Because only the text is wanted, repeat the records below exactly and omit the pictures.
== RECORDS PROVIDED
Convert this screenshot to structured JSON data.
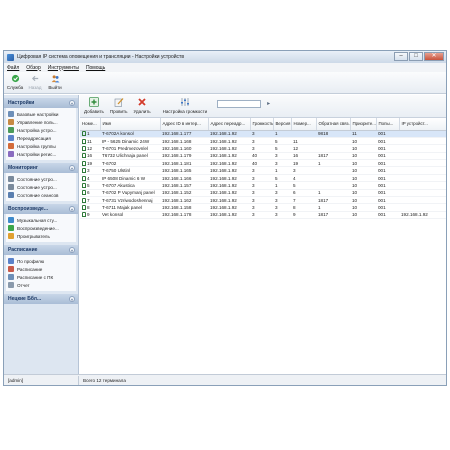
{
  "window": {
    "title": "Цифровая IP система оповещения и трансляции  -  Настройки устройств"
  },
  "menu": [
    "Файл",
    "Обзор",
    "Инструменты",
    "Помощь"
  ],
  "toolbar": {
    "service": "Служба",
    "back": "Назад",
    "exit": "Выйти"
  },
  "sidebar": {
    "sections": [
      {
        "title": "Настройки",
        "items": [
          "Базовые настройки",
          "Управление поль...",
          "Настройка устро...",
          "Переадресация",
          "Настройка группы",
          "Настройки регис..."
        ]
      },
      {
        "title": "Мониторинг",
        "items": [
          "Состояние устро...",
          "Состояние устро...",
          "Состояние сеансов"
        ]
      },
      {
        "title": "Воспроизведе...",
        "items": [
          "Музыкальная сту...",
          "Воспроизведение...",
          "Проигрыватель"
        ]
      },
      {
        "title": "Расписание",
        "items": [
          "По профилю",
          "Расписание",
          "Расписание с ПК",
          "Отчет"
        ]
      },
      {
        "title": "Нецкие Ббл...",
        "items": []
      }
    ]
  },
  "content_toolbar": {
    "add": "Добавить",
    "check": "Провить",
    "delete": "Удалить",
    "volume": "Настройка громкости"
  },
  "table": {
    "columns": [
      "Номе...",
      "Имя",
      "Адрес ID в интер...",
      "Адрес переадр...",
      "Громкость",
      "Версия",
      "Номер...",
      "Обратная связ...",
      "Приорите...",
      "Попы...",
      "IP устройст..."
    ],
    "rows": [
      [
        "1",
        "T-6702A konsol",
        "192.168.1.177",
        "192.168.1.92",
        "3",
        "1",
        "",
        "9818",
        "11",
        "001",
        ""
      ],
      [
        "11",
        "IP - 5625 Dinamic 24W",
        "192.168.1.168",
        "192.168.1.92",
        "3",
        "5",
        "11",
        "",
        "10",
        "001",
        ""
      ],
      [
        "12",
        "T-6701 Predmezovnlel",
        "192.168.1.160",
        "192.168.1.92",
        "3",
        "5",
        "12",
        "",
        "10",
        "001",
        ""
      ],
      [
        "16",
        "T6732 Ulichnaja panel",
        "192.168.1.179",
        "192.168.1.92",
        "40",
        "3",
        "16",
        "1817",
        "10",
        "001",
        ""
      ],
      [
        "19",
        "T-6702",
        "192.168.1.181",
        "192.168.1.92",
        "40",
        "3",
        "19",
        "1",
        "10",
        "001",
        ""
      ],
      [
        "3",
        "T-6750 Ulstinl",
        "192.168.1.165",
        "192.168.1.92",
        "3",
        "1",
        "3",
        "",
        "10",
        "001",
        ""
      ],
      [
        "4",
        "IP 6508 Dinamic 6 W",
        "192.168.1.166",
        "192.168.1.92",
        "3",
        "5",
        "4",
        "",
        "10",
        "001",
        ""
      ],
      [
        "5",
        "T-6707 Akustica",
        "192.168.1.157",
        "192.168.1.92",
        "3",
        "1",
        "5",
        "",
        "10",
        "001",
        ""
      ],
      [
        "6",
        "T-6702 P Vupymanj panel",
        "192.168.1.152",
        "192.168.1.92",
        "3",
        "3",
        "6",
        "1",
        "10",
        "001",
        ""
      ],
      [
        "7",
        "T-6731 Vzriwodoshennaj",
        "192.168.1.162",
        "192.168.1.92",
        "3",
        "3",
        "7",
        "1817",
        "10",
        "001",
        ""
      ],
      [
        "8",
        "T-6711 Majak panel",
        "192.168.1.158",
        "192.168.1.92",
        "3",
        "3",
        "8",
        "1",
        "10",
        "001",
        ""
      ],
      [
        "9",
        "Vet konsol",
        "192.168.1.178",
        "192.168.1.92",
        "3",
        "3",
        "9",
        "1817",
        "10",
        "001",
        "192.168.1.92"
      ]
    ]
  },
  "status": {
    "user": "[admin]",
    "count": "Всего 12 терминала"
  }
}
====
▶ _TASK SOLUTION_
Convert this screenshot to structured JSON data.
{
  "window": {
    "title": "Цифровая IP система оповещения и трансляции  -  Настройки устройств"
  },
  "menu": [
    "Файл",
    "Обзор",
    "Инструменты",
    "Помощь"
  ],
  "toolbar": {
    "service": "Служба",
    "back": "Назад",
    "exit": "Выйти"
  },
  "sidebar": {
    "sections": [
      {
        "title": "Настройки",
        "items": [
          "Базовые настройки",
          "Управление поль...",
          "Настройка устро...",
          "Переадресация",
          "Настройка группы",
          "Настройки регис..."
        ]
      },
      {
        "title": "Мониторинг",
        "items": [
          "Состояние устро...",
          "Состояние устро...",
          "Состояние сеансов"
        ]
      },
      {
        "title": "Воспроизведе...",
        "items": [
          "Музыкальная сту...",
          "Воспроизведение...",
          "Проигрыватель"
        ]
      },
      {
        "title": "Расписание",
        "items": [
          "По профилю",
          "Расписание",
          "Расписание с ПК",
          "Отчет"
        ]
      },
      {
        "title": "Нецкие Ббл...",
        "items": []
      }
    ]
  },
  "content_toolbar": {
    "add": "Добавить",
    "check": "Провить",
    "delete": "Удалить",
    "volume": "Настройка громкости"
  },
  "table": {
    "columns": [
      "Номе...",
      "Имя",
      "Адрес ID в интер...",
      "Адрес переадр...",
      "Громкость",
      "Версия",
      "Номер...",
      "Обратная связ...",
      "Приорите...",
      "Попы...",
      "IP устройст..."
    ],
    "rows": [
      [
        "1",
        "T-6702A konsol",
        "192.168.1.177",
        "192.168.1.92",
        "3",
        "1",
        "",
        "9818",
        "11",
        "001",
        ""
      ],
      [
        "11",
        "IP - 5625 Dinamic 24W",
        "192.168.1.168",
        "192.168.1.92",
        "3",
        "5",
        "11",
        "",
        "10",
        "001",
        ""
      ],
      [
        "12",
        "T-6701 Predmezovnlel",
        "192.168.1.160",
        "192.168.1.92",
        "3",
        "5",
        "12",
        "",
        "10",
        "001",
        ""
      ],
      [
        "16",
        "T6732 Ulichnaja panel",
        "192.168.1.179",
        "192.168.1.92",
        "40",
        "3",
        "16",
        "1817",
        "10",
        "001",
        ""
      ],
      [
        "19",
        "T-6702",
        "192.168.1.181",
        "192.168.1.92",
        "40",
        "3",
        "19",
        "1",
        "10",
        "001",
        ""
      ],
      [
        "3",
        "T-6750 Ulstinl",
        "192.168.1.165",
        "192.168.1.92",
        "3",
        "1",
        "3",
        "",
        "10",
        "001",
        ""
      ],
      [
        "4",
        "IP 6508 Dinamic 6 W",
        "192.168.1.166",
        "192.168.1.92",
        "3",
        "5",
        "4",
        "",
        "10",
        "001",
        ""
      ],
      [
        "5",
        "T-6707 Akustica",
        "192.168.1.157",
        "192.168.1.92",
        "3",
        "1",
        "5",
        "",
        "10",
        "001",
        ""
      ],
      [
        "6",
        "T-6702 P Vupymanj panel",
        "192.168.1.152",
        "192.168.1.92",
        "3",
        "3",
        "6",
        "1",
        "10",
        "001",
        ""
      ],
      [
        "7",
        "T-6731 Vzriwodoshennaj",
        "192.168.1.162",
        "192.168.1.92",
        "3",
        "3",
        "7",
        "1817",
        "10",
        "001",
        ""
      ],
      [
        "8",
        "T-6711 Majak panel",
        "192.168.1.158",
        "192.168.1.92",
        "3",
        "3",
        "8",
        "1",
        "10",
        "001",
        ""
      ],
      [
        "9",
        "Vet konsol",
        "192.168.1.178",
        "192.168.1.92",
        "3",
        "3",
        "9",
        "1817",
        "10",
        "001",
        "192.168.1.92"
      ]
    ]
  },
  "status": {
    "user": "[admin]",
    "count": "Всего 12 терминала"
  }
}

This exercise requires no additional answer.